Dataset excerpts

——

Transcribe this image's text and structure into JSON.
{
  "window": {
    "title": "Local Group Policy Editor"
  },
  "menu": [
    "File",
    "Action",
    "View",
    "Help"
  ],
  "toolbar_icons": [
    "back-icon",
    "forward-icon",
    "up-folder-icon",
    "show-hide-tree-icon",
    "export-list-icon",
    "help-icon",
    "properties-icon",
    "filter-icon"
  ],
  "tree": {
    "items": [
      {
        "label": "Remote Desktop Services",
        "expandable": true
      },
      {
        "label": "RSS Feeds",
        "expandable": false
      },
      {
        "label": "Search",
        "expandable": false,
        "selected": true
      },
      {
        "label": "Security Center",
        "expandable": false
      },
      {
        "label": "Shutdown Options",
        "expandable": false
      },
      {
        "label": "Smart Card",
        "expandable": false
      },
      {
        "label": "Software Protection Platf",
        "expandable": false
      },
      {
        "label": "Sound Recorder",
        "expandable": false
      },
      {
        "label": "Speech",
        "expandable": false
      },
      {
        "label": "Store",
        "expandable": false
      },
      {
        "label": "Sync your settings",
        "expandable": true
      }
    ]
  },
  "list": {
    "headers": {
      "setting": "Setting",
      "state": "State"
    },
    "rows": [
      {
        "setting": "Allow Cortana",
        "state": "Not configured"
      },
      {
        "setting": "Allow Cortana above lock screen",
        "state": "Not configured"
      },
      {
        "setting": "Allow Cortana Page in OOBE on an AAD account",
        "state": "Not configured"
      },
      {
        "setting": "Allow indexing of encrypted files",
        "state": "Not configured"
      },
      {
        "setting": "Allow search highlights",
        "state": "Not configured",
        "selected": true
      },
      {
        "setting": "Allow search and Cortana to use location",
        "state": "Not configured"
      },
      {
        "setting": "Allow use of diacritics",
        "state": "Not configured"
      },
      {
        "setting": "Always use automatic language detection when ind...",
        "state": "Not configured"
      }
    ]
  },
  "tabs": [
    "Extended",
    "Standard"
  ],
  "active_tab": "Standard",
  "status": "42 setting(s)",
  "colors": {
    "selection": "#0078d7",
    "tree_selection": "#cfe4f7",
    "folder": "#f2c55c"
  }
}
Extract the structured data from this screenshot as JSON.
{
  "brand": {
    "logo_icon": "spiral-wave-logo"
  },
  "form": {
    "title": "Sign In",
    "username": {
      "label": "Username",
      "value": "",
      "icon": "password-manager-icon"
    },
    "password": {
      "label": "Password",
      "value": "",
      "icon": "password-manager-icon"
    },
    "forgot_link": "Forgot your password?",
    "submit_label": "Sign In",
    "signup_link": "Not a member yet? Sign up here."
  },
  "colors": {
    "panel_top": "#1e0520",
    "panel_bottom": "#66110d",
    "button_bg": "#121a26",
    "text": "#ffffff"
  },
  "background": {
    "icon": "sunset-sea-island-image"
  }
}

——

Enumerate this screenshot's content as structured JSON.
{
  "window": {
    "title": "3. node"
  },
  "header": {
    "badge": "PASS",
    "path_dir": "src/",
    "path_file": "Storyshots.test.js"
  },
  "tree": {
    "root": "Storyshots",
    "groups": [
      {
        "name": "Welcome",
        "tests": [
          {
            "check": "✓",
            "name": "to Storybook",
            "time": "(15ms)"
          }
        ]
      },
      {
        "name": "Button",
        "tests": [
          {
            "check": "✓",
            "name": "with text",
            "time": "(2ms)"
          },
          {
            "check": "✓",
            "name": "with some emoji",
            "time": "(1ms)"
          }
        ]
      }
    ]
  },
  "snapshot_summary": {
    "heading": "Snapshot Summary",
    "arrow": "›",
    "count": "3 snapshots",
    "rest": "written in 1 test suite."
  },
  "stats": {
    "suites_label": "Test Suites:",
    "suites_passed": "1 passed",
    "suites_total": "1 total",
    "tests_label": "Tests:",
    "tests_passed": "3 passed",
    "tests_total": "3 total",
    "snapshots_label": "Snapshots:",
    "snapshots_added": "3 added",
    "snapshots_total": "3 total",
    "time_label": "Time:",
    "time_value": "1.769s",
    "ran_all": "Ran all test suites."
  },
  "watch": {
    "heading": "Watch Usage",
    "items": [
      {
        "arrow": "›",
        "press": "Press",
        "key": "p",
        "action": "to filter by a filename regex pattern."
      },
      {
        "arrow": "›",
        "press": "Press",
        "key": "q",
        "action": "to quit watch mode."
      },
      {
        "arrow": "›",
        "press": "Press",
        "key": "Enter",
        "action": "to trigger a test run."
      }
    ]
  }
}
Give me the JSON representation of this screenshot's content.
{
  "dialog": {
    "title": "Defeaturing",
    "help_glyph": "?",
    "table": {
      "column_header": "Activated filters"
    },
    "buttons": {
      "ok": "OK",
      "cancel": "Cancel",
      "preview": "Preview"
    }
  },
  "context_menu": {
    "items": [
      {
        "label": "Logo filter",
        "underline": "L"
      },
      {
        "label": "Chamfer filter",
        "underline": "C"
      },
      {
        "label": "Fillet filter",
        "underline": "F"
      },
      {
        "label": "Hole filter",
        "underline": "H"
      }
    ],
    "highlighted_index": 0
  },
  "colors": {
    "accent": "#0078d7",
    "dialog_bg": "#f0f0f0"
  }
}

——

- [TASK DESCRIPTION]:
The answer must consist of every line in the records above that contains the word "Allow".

- [RESULT OF THE TASK]:
        "setting": "Allow Cortana",
        "setting": "Allow Cortana above lock screen",
        "setting": "Allow Cortana Page in OOBE on an AAD account",
        "setting": "Allow indexing of encrypted files",
        "setting": "Allow search highlights",
        "setting": "Allow search and Cortana to use location",
        "setting": "Allow use of diacritics",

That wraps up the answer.